Night racing at Martinsville Speedway is now a reality.

After tests and practice sessions, the half-mile track in Virginia is hosting the ValleyStar Credit Union 300 and its qualifying races tonight for the NASCAR Late Model Series.

In attendance at the race are Joe Gibbs Racing’s Denny Hamlin and Daniel Suarez, as well as NBCSN’s Marty Snider, who is watching his son Myatt compete in the race.

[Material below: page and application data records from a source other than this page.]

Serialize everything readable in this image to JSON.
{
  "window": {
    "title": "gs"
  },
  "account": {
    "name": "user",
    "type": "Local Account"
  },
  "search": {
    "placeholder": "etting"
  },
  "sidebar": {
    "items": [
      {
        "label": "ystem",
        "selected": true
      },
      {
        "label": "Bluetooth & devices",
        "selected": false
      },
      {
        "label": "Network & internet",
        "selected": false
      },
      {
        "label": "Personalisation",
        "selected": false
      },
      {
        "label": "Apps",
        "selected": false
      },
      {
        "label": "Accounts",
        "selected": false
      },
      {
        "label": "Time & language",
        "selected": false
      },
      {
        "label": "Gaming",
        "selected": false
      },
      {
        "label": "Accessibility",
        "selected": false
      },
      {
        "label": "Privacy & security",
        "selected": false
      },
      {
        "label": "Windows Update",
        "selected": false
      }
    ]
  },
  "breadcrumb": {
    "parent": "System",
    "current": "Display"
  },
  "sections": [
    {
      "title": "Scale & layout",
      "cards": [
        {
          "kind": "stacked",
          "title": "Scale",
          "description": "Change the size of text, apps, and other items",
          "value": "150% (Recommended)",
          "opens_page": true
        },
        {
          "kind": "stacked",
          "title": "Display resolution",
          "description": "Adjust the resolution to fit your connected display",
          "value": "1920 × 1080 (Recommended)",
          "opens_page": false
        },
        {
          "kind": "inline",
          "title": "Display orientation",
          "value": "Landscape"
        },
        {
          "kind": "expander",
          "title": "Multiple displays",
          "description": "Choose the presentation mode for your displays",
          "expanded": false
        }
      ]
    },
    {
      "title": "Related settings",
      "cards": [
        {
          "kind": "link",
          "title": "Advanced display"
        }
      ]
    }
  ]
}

Here’s a look at some of the sights and sounds from the historic night for NASCAR’s oldest track.